Winning is great – it invigorates the fan base and placates even the most steadfast critics. However, as anyone who has attained success will tell you, being apathetic with success now is a quick recipe to losing your place atop the metaphorical mountaintop. How to maintain that success in the future without sacrificing the present is an issue that we are seeing unfold before our very eyes. Enter the cult hero – 6’2” bench bat, future corner infielder/trade bait Mike Olt. Generally regarded as a top 3 prospect in the Rangers farm system, Olt was called up on August 2nd to fortify the Rangers bench and to feel out how he could produce at the major league level.
Olt has struggled. With August almost over, Olt has an OPS (On Base Percentage plus Slugging Percentage) of .538 this month, second worst of any Rangers “regular.”Add his defensive struggles, and it’s easy to simplify the discussion and agree with Ron Washington when he says a young player’s “time will come down the road.” Here’s the problem, though. Mike Olt has had 29 plate appearances since being called up. Coming to any conclusions on a prospect's ability to produce after 29 plate appearances is akin to trying to explain a movie by viewing a screenshot.

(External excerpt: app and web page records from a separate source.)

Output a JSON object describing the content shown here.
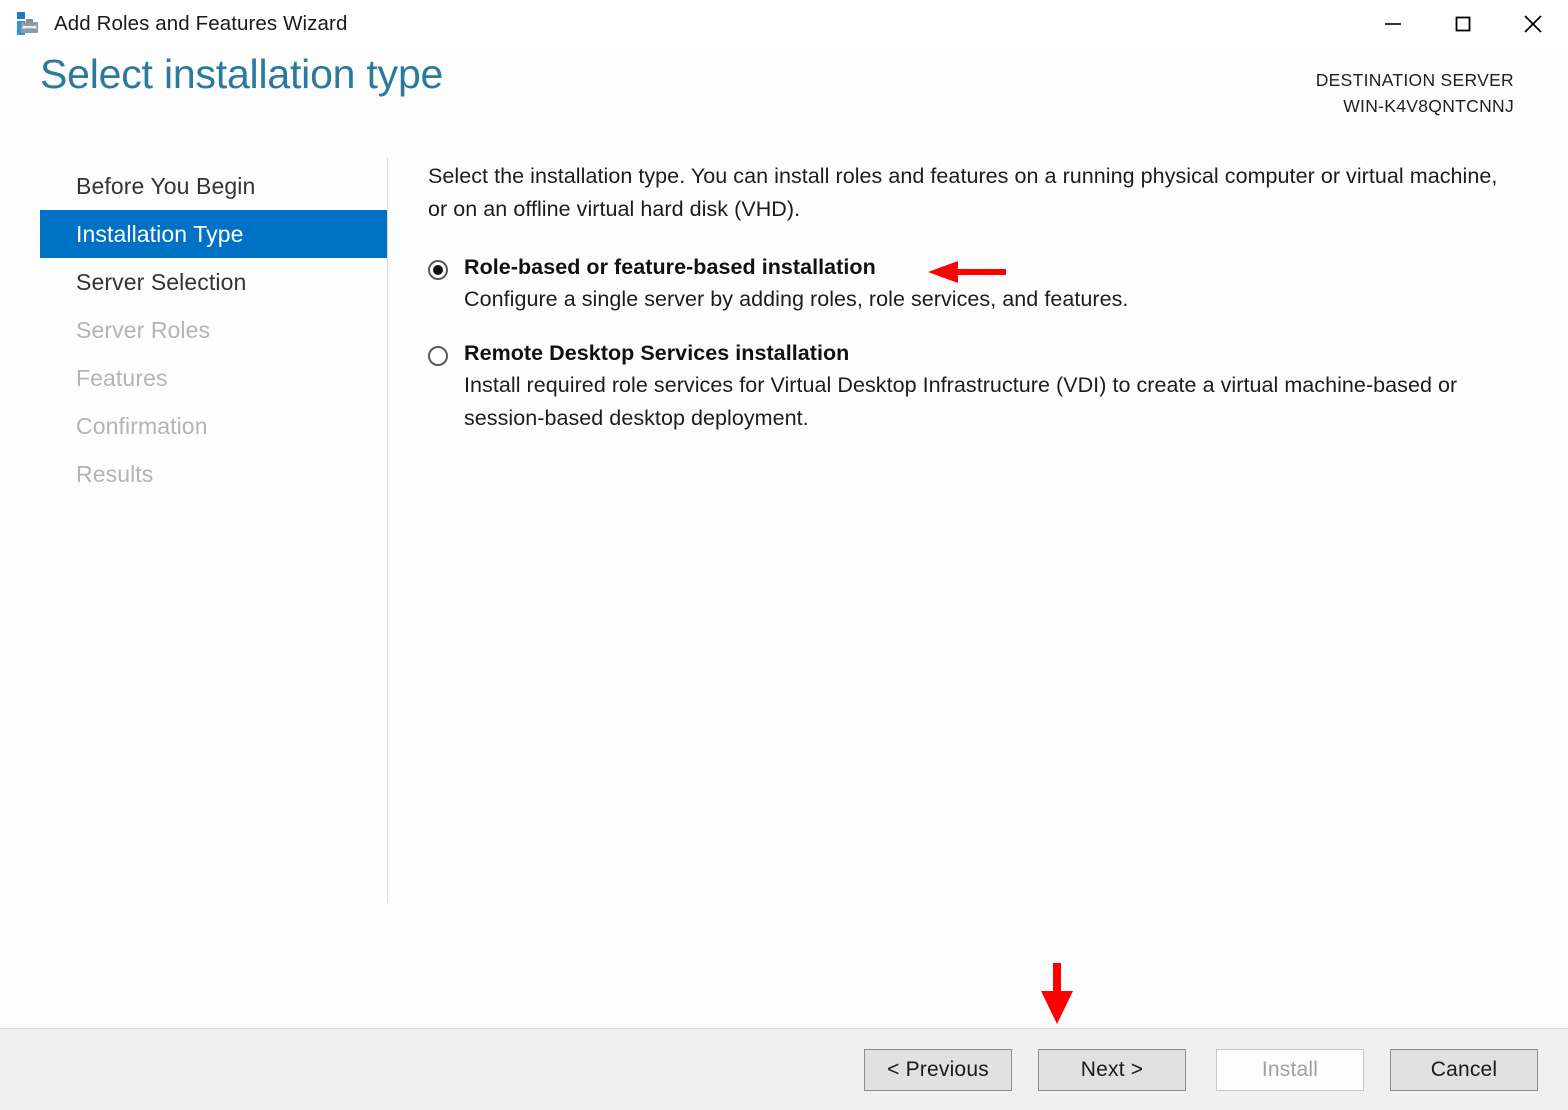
{
  "window": {
    "title": "Add Roles and Features Wizard",
    "icon": "server-tools-icon",
    "controls": {
      "minimize": "minimize-icon",
      "maximize": "maximize-icon",
      "close": "close-icon"
    }
  },
  "header": {
    "page_title": "Select installation type",
    "destination_label": "DESTINATION SERVER",
    "destination_server": "WIN-K4V8QNTCNNJ",
    "title_color": "#2A7B9B"
  },
  "sidebar": {
    "items": [
      {
        "label": "Before You Begin",
        "state": "enabled"
      },
      {
        "label": "Installation Type",
        "state": "selected"
      },
      {
        "label": "Server Selection",
        "state": "enabled"
      },
      {
        "label": "Server Roles",
        "state": "disabled"
      },
      {
        "label": "Features",
        "state": "disabled"
      },
      {
        "label": "Confirmation",
        "state": "disabled"
      },
      {
        "label": "Results",
        "state": "disabled"
      }
    ],
    "selected_color": "#0072C6"
  },
  "main": {
    "intro": "Select the installation type. You can install roles and features on a running physical computer or virtual machine, or on an offline virtual hard disk (VHD).",
    "options": [
      {
        "label": "Role-based or feature-based installation",
        "description": "Configure a single server by adding roles, role services, and features.",
        "checked": true
      },
      {
        "label": "Remote Desktop Services installation",
        "description": "Install required role services for Virtual Desktop Infrastructure (VDI) to create a virtual machine-based or session-based desktop deployment.",
        "checked": false
      }
    ]
  },
  "annotations": {
    "color": "#FF0000",
    "arrow_to_option": "left-arrow-pointing-at-role-based-option",
    "arrow_to_next": "down-arrow-pointing-at-next-button"
  },
  "footer": {
    "buttons": [
      {
        "label": "< Previous",
        "state": "enabled"
      },
      {
        "label": "Next >",
        "state": "enabled"
      },
      {
        "label": "Install",
        "state": "disabled"
      },
      {
        "label": "Cancel",
        "state": "enabled"
      }
    ]
  }
}
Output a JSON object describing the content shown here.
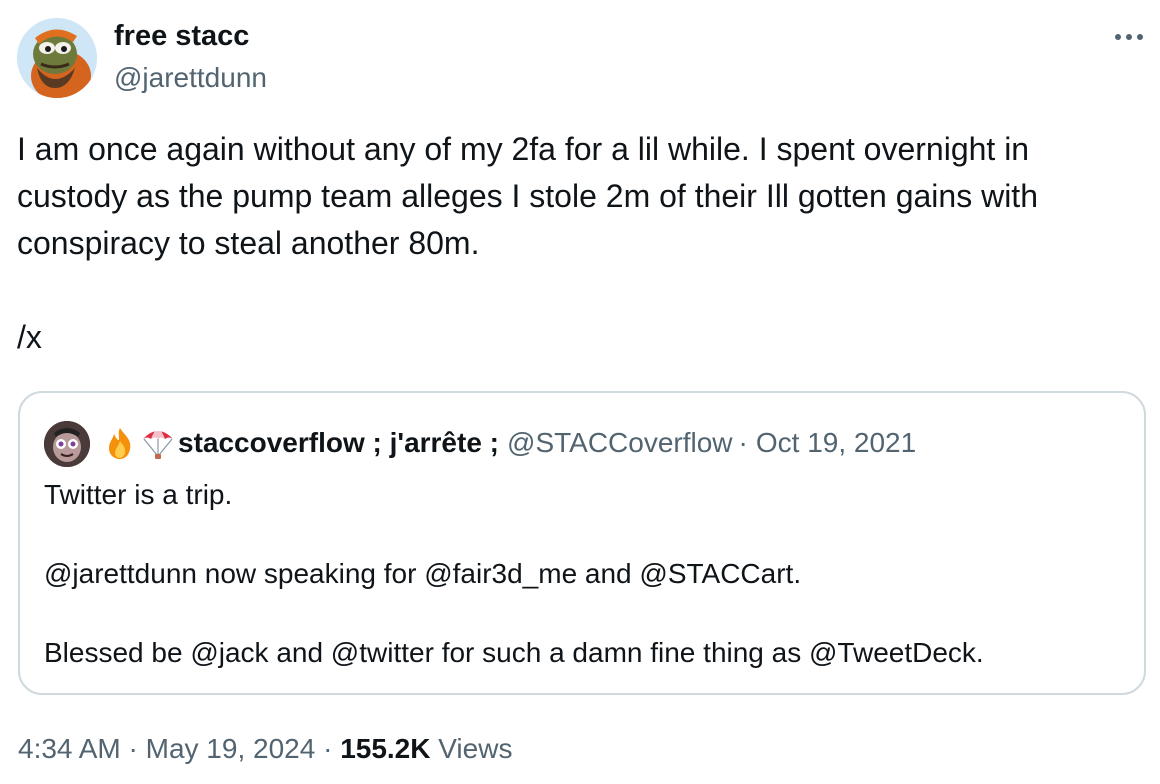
{
  "author": {
    "display_name": "free stacc",
    "handle": "@jarettdunn",
    "avatar_icon": "pepe-avatar-icon",
    "more_icon": "more-horizontal-icon"
  },
  "tweet": {
    "lines": [
      "I am once again without any of my 2fa for a lil while. I spent overnight in custody as the pump team alleges I stole 2m of their Ill gotten gains with conspiracy to steal another 80m.",
      "/x"
    ]
  },
  "quoted": {
    "emoji_1": "fire-emoji-icon",
    "emoji_2": "parachute-emoji-icon",
    "display_name": "staccoverflow ; j'arrête ;",
    "handle": "@STACCoverflow",
    "separator": "·",
    "date": "Oct 19, 2021",
    "lines": [
      "Twitter is a trip.",
      "@jarettdunn now speaking for @fair3d_me and @STACCart.",
      "Blessed be @jack and @twitter for such a damn fine thing as @TweetDeck."
    ]
  },
  "meta": {
    "time": "4:34 AM",
    "separator": "·",
    "date": "May 19, 2024",
    "views_count": "155.2K",
    "views_label": "Views"
  },
  "colors": {
    "text": "#0f1419",
    "secondary": "#536471",
    "border": "#cfd9de"
  }
}
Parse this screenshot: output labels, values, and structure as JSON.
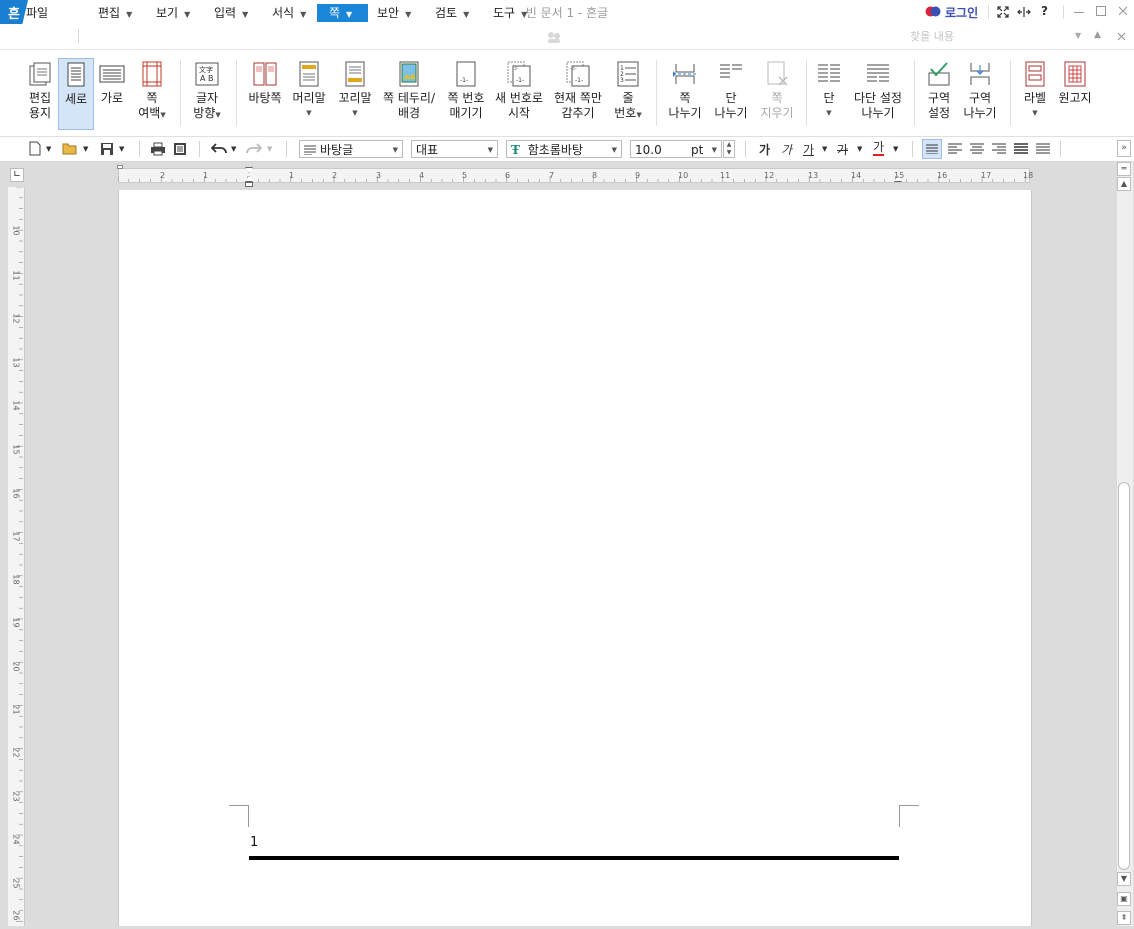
{
  "window": {
    "title": "빈 문서 1 - 흔글",
    "app_logo": "흔",
    "login_label": "로그인",
    "icons": [
      "login-icon",
      "fullscreen-icon",
      "width-fit-icon",
      "help-icon",
      "minimize-icon",
      "maximize-icon",
      "close-icon"
    ],
    "help_text": "?"
  },
  "menu": {
    "file": "파일",
    "items": [
      {
        "label": "편집"
      },
      {
        "label": "보기"
      },
      {
        "label": "입력"
      },
      {
        "label": "서식"
      },
      {
        "label": "쪽",
        "active": true
      },
      {
        "label": "보안"
      },
      {
        "label": "검토"
      },
      {
        "label": "도구"
      }
    ],
    "search_placeholder": "찾을 내용"
  },
  "ribbon": {
    "edit_paper": [
      "편집",
      "용지"
    ],
    "portrait": "세로",
    "landscape": "가로",
    "margin": [
      "쪽",
      "여백"
    ],
    "text_direction": [
      "글자",
      "방향"
    ],
    "master_page": "바탕쪽",
    "header": "머리말",
    "footer": "꼬리말",
    "page_border": [
      "쪽 테두리/",
      "배경"
    ],
    "page_numbering": [
      "쪽 번호",
      "매기기"
    ],
    "new_number": [
      "새 번호로",
      "시작"
    ],
    "hide_current": [
      "현재 쪽만",
      "감추기"
    ],
    "line_number": [
      "줄",
      "번호"
    ],
    "page_break": [
      "쪽",
      "나누기"
    ],
    "column_break": [
      "단",
      "나누기"
    ],
    "page_delete": [
      "쪽",
      "지우기"
    ],
    "columns": "단",
    "multi_column": [
      "다단 설정",
      "나누기"
    ],
    "section_setting": [
      "구역",
      "설정"
    ],
    "section_break": [
      "구역",
      "나누기"
    ],
    "label": "라벨",
    "manuscript": "원고지"
  },
  "format_bar": {
    "style": "바탕글",
    "language": "대표",
    "font": "함초롬바탕",
    "font_size": "10.0",
    "unit": "pt",
    "bold": "가",
    "italic": "가",
    "underline": "가",
    "strike": "가",
    "font_color": "가",
    "font_color_hex": "#e02020"
  },
  "ruler": {
    "h_numbers": [
      "2",
      "1",
      "1",
      "2",
      "3",
      "4",
      "5",
      "6",
      "7",
      "8",
      "9",
      "10",
      "11",
      "12",
      "13",
      "14",
      "15",
      "16",
      "17",
      "18"
    ],
    "v_numbers": [
      "10",
      "11",
      "12",
      "13",
      "14",
      "15",
      "16",
      "17",
      "18",
      "19",
      "20",
      "21",
      "22",
      "23",
      "24",
      "25",
      "26"
    ]
  },
  "document": {
    "page_number": "1"
  },
  "colors": {
    "accent": "#1a86d8",
    "login": "#3b4fb5"
  }
}
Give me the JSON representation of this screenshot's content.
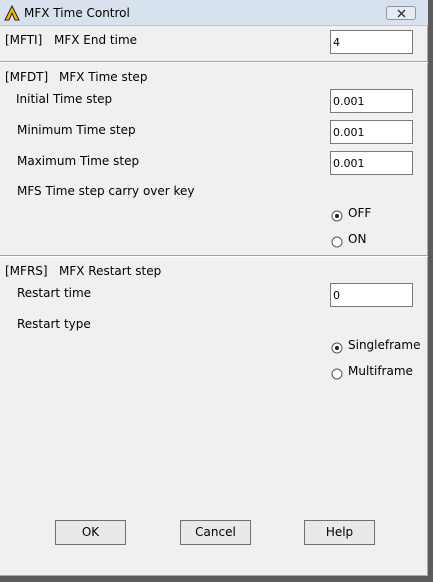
{
  "window": {
    "title": "MFX Time Control"
  },
  "mfti": {
    "tag": "[MFTI]",
    "label": "MFX End time",
    "value": "4"
  },
  "mfdt": {
    "tag": "[MFDT]",
    "label": "MFX Time step",
    "initial_label": "Initial Time step",
    "initial_value": "0.001",
    "min_label": "Minimum Time step",
    "min_value": "0.001",
    "max_label": "Maximum Time step",
    "max_value": "0.001",
    "carry_label": "MFS Time step carry over key",
    "carry_options": [
      "OFF",
      "ON"
    ],
    "carry_selected": "OFF"
  },
  "mfrs": {
    "tag": "[MFRS]",
    "label": "MFX Restart step",
    "restart_time_label": "Restart time",
    "restart_time_value": "0",
    "restart_type_label": "Restart type",
    "restart_type_options": [
      "Singleframe",
      "Multiframe"
    ],
    "restart_type_selected": "Singleframe"
  },
  "buttons": {
    "ok": "OK",
    "cancel": "Cancel",
    "help": "Help"
  }
}
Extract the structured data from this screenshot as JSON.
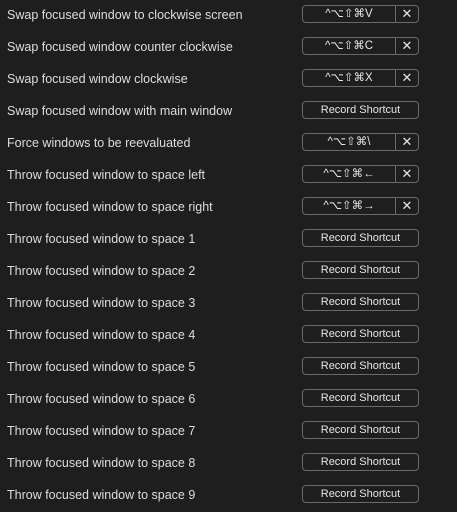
{
  "shortcuts": [
    {
      "label": "Swap focused window to clockwise screen",
      "shortcut": "^⌥⇧⌘V"
    },
    {
      "label": "Swap focused window counter clockwise",
      "shortcut": "^⌥⇧⌘C"
    },
    {
      "label": "Swap focused window clockwise",
      "shortcut": "^⌥⇧⌘X"
    },
    {
      "label": "Swap focused window with main window",
      "shortcut": null
    },
    {
      "label": "Force windows to be reevaluated",
      "shortcut": "^⌥⇧⌘\\"
    },
    {
      "label": "Throw focused window to space left",
      "shortcut": "^⌥⇧⌘←"
    },
    {
      "label": "Throw focused window to space right",
      "shortcut": "^⌥⇧⌘→"
    },
    {
      "label": "Throw focused window to space 1",
      "shortcut": null
    },
    {
      "label": "Throw focused window to space 2",
      "shortcut": null
    },
    {
      "label": "Throw focused window to space 3",
      "shortcut": null
    },
    {
      "label": "Throw focused window to space 4",
      "shortcut": null
    },
    {
      "label": "Throw focused window to space 5",
      "shortcut": null
    },
    {
      "label": "Throw focused window to space 6",
      "shortcut": null
    },
    {
      "label": "Throw focused window to space 7",
      "shortcut": null
    },
    {
      "label": "Throw focused window to space 8",
      "shortcut": null
    },
    {
      "label": "Throw focused window to space 9",
      "shortcut": null
    }
  ],
  "record_label": "Record Shortcut",
  "clear_icon": "✕"
}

Under that logic, Adrian Beltre, thanks to his cycle, 5 home runs, and 13 hits in his last 31 plate appearances could be deemed the best hitter in baseball history. His OPS puts 2004 Barry Bonds and 1920 Babe Ruth to shame. To the contrary, Elvis Andrus should be benched, having put up a team-worst .666 OPS in his last 35 plate appearances. This, by the way, is still higher than the meager .645 OPS that Michael Young is posting in 510 plate appearances for the season as the primary designated hitter. This is the kind of hard-hitting analysis that is thrown out regarding Olt. The timeframe on the numbers for Beltre and Andrus? Seven days. Clearly, Olt is a failure at the major league level.
The counter to this argument is that Beltre and Andrus have a history of performance that more accurately indicates how they will proceed in the future. This is absolutely true, but it does nothing to strengthen the case behind how little Olt has been utilized; it only strengthens the case that sample size is important, and we’re not at a point where any solid determination on Olt should be made. There is a reason that Olt is such a well-regarded prospect – he has succeeded at every level he’s played at so far, and not because he was abandoned after struggling out of the gate.
Olt needs plate appearances, and he needs them badly if there is any hope he could be a meaningful right handed bench bat come playoff time. With respect, Michael Young, who is having a historically bad season at the plate, is the individual who needs to see his plate appearances cut. There is no reason that Young, who is in the bottom 10 of this year's major-league OPS leaderboard (141 hitters qualify for ranking) should have the fifth most plate appearances on this team, when guys like Craig Gentry (.780 OPS/230 PAs) and David Murphy (.890 OPS/387 PAs) have been riding the pine. With the accepted playoff odds for the Rangers hovering above 95% these days and the magic number dwindling, now is the time to see if Olt can contribute to the Rangers' success both this year and get a glimpse of what we might get in the future.
If this team is serious about winning a World Series after getting to the cusp and falling short the two prior years, it needs to quickly figure out how it can present the best possible playoff roster.
Ben Taylor is from Texas, but got out as fast as he could and currently resides in New York. In all seriousness, he loves our area and its sports teams and expresses all that on Twitter, at @Benjihana.